Iain Duncan Smith is a former Secretary of State for Work and Pensions, and founded the Centre for Social Justice.

How the Westminster bubble got the referendum wrong. Remember its prevailing view at the start: that it would rapidly descend into a civil war fought within the Conservative Party, with others simply watching from the sidelines. Whilst the Conservative bit was right (not too many marks for predicting that), we now know that the referendum turned out to be much, much more divisive. After all, it was not just the Conservatives who were divided: the whole country divided on lines of income, geography, education and sometimes even religion. Even the media was divided – and (speak it softly) was sometimes just as angry as the rest of us.

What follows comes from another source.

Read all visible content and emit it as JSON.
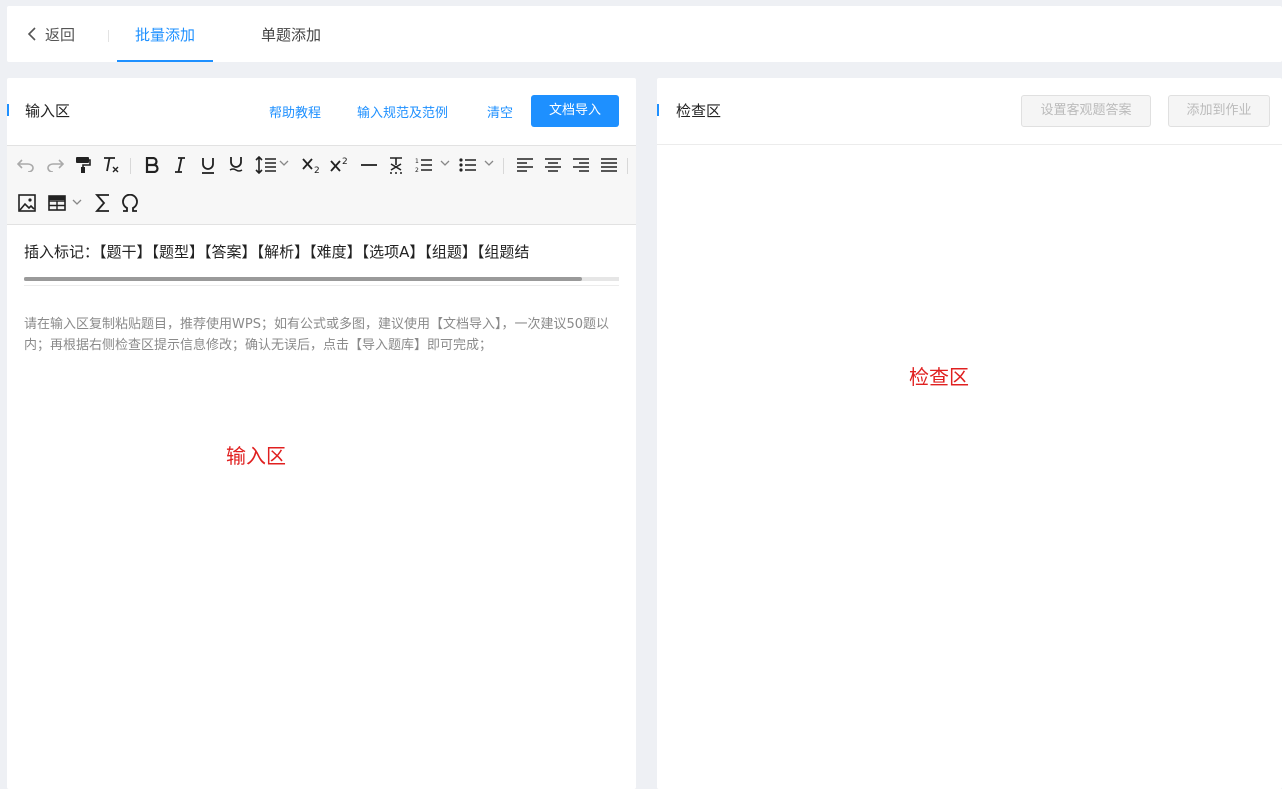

In the biggest exercise in democracy we have seen in modern times, the country roared its answer and the tectonic plates of Westminster politics juddered. Yet despite the warning of Project Fear that we would be plunged into chaos and economic misery if we voted to leave, it is clear that we haven’t been. Indeed since the referendum, despite the forecasts of all those ‘expert’ doom-mongers, most people have simply gone back to work and got on with their lives. Kids still go school; businesses carry on; employment has risen, and people continute to spend their money much as they did before. Out there in the land beyond Westminster, to paraphrase John Lennon, life is what happens to you while politicians are busy making plans.

And how politicians do love to make plans. First, we pick over the carcasses of elections; then we re-write the past and finally, of course, we try to get even. Halfway through the party conference season, we can all now begin to see the results of some of those post-referendum plans.

First, Labour MPs used the referendum result to try to depose Jeremy Corbyn. His lacklustre performance during it  was, they proclaimed, the final straw. What I find perplexing about this view is that, whilst Corbyn can be undoubtedly be blamed for being pretty uninspiring and taking the Labour more broadly into a cul de sac of extreme left-wing protest, blaming him for failing to persuade traditional Labour voters to go against their deeply-felt concerns about uncontrolled migration and vote to stay in the EU is verging on the absurd.

Yet blame him they did – and then plunged their party into a second leadership election which even the most optimistic of them must have realised was doomed to fail. Ironically, Corbyn is now in a stronger position than he was before, and we watch as the ‘moderates’ cling to each other in defiance, whilst nervously listening out for Momentum’s clattering tumbrils: oh, we do love a good plan at Westminster.

It was of course – if we cast our minds back to the 24th June – the Conservatives who were meant to be in chaos. Remember, we were going to be rudderless – tearing lumps out of each other for weeks and weeks whilst the country went to the dogs. Yet here we are just about to embark on the conference, with a new Government in place, a new Prime Minister since before August, and a new domestic agenda. Surely this wasn’t  meant to be the plan: how did this all go so horribly…er, right?

Yet events last weekend reminded me that there are some who seem intent on sticking to the original plan, picking over the carcass of a dead event, re-writing the past – and getting even. Craig Oliver published his account of government, which I am sure historians will pore over in years to come seeking to discover rich seams of truth and enlightenment.

However, it does seem to have just the faintest element of re-writing the past. According to his account, we could apparently have struck a remarkable new deal with the EU if only Theresa May had agreed to it. Apparently, her reluctance to help left the Government unable to announce at the start of the referendum campaign that it had secured a reformed EU. Really? But I seem to recall that the Government did say it had secured a reformed EU, and had won agreement to control migration. Ah, I remember now – no-one much in the UK believed them, which must have been someone else’s fault. No: I am afraid that, as rewrites of history go, it all sounds a bit desperate to me.

Then we had the former Chancellor, (ensconced in the aptly named ‘windy city’), telling the Prime Minister that, despite his losing the referendum, he now has inside knowledge of what the British people voted for. He went on as the representative of the liberal mainstream majority (and, it appears, as their spokesman) to warn Theresa May, in terms redolent of Project Fear, that she shouldn’t govern from the extremes. Humility, it seems, can take many forms – though apparently not if one is mainstream, liberal or in the majority.

Still, it is always good to know that someone out there is sticking to the plan.

For the rest of us, who instead are optimistic about the UK’s future, I hope that – as we leave the Labour Party with its 1980s tribute act – we can ensure that the Government delivers on the important promises made by the Prime Minister on the steps of Downing Street in July.  After all, the British people voted to take back control of their borders, their money and their laws; that seems pretty mainstream to me.